Task objective:
Looking at the records below, please say how many lines contain the word "Рукотворное", as a bare number.
BEGIN
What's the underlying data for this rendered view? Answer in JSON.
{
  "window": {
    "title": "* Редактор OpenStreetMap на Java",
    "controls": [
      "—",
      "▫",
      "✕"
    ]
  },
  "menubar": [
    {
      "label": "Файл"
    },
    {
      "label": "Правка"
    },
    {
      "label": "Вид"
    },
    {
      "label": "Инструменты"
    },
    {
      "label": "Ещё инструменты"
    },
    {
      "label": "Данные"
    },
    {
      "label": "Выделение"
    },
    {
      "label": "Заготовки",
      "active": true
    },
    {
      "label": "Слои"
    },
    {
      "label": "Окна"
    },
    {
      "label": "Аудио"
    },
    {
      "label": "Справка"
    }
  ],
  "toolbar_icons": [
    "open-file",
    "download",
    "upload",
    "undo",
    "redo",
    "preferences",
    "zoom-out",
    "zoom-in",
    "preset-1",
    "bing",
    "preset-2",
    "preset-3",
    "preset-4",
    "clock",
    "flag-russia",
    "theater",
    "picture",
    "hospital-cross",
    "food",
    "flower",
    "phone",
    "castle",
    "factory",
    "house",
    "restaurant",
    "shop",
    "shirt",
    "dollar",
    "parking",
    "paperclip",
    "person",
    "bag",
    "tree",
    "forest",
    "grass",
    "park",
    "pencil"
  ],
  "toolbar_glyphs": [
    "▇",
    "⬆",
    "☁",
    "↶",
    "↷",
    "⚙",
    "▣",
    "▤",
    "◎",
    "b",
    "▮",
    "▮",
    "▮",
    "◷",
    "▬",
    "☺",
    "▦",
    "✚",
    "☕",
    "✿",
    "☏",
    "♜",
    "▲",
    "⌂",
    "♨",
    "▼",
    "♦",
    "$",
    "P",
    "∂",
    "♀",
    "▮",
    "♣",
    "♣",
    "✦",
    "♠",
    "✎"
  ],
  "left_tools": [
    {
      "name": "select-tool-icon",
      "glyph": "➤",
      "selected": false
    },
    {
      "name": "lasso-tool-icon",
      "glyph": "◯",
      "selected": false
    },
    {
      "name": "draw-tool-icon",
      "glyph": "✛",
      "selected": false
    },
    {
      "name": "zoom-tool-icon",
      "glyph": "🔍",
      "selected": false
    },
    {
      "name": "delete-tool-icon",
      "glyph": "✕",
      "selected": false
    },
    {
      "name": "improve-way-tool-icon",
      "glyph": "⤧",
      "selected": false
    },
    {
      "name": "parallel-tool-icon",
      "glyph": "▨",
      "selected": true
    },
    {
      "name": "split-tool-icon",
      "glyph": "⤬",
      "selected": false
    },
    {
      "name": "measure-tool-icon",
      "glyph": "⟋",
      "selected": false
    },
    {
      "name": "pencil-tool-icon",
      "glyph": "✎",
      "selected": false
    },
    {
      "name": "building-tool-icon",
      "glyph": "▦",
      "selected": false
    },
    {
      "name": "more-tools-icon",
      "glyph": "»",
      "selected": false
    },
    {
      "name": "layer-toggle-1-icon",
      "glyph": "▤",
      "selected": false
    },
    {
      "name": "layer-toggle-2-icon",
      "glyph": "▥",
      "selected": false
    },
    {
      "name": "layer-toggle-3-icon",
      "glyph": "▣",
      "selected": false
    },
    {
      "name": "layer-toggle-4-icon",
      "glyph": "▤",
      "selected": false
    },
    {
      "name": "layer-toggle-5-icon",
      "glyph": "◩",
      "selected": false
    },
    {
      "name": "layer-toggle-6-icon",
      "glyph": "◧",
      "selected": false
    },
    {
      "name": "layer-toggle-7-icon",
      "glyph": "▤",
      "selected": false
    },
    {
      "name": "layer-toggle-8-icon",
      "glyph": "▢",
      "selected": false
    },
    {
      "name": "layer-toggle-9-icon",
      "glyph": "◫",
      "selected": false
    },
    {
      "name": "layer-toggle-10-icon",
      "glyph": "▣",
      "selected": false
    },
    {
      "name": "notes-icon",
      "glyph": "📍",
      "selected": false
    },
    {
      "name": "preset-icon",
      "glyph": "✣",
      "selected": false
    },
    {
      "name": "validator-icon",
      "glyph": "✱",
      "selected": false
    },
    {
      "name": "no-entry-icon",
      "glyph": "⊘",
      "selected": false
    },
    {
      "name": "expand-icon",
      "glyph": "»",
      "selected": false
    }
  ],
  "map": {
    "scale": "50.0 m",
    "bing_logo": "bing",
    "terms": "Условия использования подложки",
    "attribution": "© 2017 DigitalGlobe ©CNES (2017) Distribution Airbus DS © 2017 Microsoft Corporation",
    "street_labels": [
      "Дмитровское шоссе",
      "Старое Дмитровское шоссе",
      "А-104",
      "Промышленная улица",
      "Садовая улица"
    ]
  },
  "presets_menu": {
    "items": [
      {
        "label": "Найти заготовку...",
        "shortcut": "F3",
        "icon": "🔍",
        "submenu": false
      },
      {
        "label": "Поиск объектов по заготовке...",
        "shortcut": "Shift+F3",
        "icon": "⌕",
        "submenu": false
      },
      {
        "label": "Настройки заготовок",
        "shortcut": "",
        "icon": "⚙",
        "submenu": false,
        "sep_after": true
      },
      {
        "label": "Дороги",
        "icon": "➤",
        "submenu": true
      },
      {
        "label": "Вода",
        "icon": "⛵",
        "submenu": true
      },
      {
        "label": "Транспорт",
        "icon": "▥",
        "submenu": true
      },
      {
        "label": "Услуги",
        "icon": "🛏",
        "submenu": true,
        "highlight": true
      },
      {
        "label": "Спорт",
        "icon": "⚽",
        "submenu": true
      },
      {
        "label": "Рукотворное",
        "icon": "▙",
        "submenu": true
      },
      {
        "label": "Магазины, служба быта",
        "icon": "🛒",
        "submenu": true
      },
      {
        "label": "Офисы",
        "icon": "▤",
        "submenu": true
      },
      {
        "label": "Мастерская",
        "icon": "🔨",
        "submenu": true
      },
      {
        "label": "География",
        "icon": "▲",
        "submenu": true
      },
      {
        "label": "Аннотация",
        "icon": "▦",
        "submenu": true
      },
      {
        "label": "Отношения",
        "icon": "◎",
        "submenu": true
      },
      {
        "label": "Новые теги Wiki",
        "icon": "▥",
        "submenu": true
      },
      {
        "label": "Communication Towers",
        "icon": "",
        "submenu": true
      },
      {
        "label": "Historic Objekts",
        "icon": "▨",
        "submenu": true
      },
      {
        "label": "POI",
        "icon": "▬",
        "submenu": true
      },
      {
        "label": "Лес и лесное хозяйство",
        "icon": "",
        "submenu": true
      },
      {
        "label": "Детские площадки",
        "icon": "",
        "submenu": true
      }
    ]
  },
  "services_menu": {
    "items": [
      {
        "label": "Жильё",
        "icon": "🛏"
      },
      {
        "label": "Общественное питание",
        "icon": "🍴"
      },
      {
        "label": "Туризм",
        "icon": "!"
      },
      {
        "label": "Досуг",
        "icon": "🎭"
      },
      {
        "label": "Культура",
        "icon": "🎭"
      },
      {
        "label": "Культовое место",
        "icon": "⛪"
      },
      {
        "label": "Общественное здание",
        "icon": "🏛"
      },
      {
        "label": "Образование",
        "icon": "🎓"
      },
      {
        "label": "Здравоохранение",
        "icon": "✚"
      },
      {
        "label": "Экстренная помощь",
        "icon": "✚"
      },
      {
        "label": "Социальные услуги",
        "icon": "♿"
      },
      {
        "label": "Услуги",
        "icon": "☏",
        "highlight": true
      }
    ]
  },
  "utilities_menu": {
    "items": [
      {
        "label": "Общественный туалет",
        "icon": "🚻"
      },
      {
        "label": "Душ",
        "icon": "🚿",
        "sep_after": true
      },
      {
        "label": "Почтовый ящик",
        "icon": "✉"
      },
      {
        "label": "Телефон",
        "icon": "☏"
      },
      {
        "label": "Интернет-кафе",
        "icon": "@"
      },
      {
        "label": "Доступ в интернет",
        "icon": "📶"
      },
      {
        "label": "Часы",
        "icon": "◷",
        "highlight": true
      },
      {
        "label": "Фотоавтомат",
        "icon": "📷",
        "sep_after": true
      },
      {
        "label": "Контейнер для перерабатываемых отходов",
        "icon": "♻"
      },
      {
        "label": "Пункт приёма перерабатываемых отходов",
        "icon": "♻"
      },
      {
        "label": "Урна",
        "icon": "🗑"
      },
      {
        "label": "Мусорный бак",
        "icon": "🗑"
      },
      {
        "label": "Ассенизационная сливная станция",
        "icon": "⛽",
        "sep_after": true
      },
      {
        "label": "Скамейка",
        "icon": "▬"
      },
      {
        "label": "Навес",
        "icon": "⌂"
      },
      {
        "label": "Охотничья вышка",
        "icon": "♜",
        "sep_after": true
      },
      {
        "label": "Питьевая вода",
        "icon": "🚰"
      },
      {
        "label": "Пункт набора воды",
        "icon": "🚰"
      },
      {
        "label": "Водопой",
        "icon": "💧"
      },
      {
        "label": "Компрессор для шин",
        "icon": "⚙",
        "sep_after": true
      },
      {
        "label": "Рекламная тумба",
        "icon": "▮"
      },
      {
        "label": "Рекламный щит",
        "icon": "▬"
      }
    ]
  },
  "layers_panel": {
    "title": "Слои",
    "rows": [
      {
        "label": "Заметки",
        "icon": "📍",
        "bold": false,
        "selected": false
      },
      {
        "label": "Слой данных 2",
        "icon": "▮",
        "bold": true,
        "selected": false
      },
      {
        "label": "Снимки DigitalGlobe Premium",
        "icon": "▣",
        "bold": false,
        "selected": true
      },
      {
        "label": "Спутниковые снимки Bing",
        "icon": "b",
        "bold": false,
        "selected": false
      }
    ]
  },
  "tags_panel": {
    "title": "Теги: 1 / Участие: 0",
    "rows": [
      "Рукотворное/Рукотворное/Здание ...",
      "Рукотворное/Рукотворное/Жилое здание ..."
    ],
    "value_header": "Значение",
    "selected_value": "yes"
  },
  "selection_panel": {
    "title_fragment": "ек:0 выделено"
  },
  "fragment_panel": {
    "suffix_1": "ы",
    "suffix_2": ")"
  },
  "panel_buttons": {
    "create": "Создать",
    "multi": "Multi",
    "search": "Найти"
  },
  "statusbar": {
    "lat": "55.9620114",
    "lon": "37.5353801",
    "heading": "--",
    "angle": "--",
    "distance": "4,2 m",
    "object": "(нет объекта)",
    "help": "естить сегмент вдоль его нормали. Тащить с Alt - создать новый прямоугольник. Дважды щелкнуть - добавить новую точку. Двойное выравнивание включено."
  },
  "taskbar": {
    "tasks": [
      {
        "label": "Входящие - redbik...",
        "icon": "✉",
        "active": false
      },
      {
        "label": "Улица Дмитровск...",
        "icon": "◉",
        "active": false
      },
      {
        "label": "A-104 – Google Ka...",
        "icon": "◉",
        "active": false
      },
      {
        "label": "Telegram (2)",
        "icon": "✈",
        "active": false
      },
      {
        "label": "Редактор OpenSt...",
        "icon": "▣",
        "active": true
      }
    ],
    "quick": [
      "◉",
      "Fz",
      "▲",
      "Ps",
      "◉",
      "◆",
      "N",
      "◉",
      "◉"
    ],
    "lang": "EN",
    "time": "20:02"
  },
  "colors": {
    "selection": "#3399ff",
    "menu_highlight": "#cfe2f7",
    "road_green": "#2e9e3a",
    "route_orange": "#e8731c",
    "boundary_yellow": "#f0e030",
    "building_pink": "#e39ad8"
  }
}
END
Exercise response:
3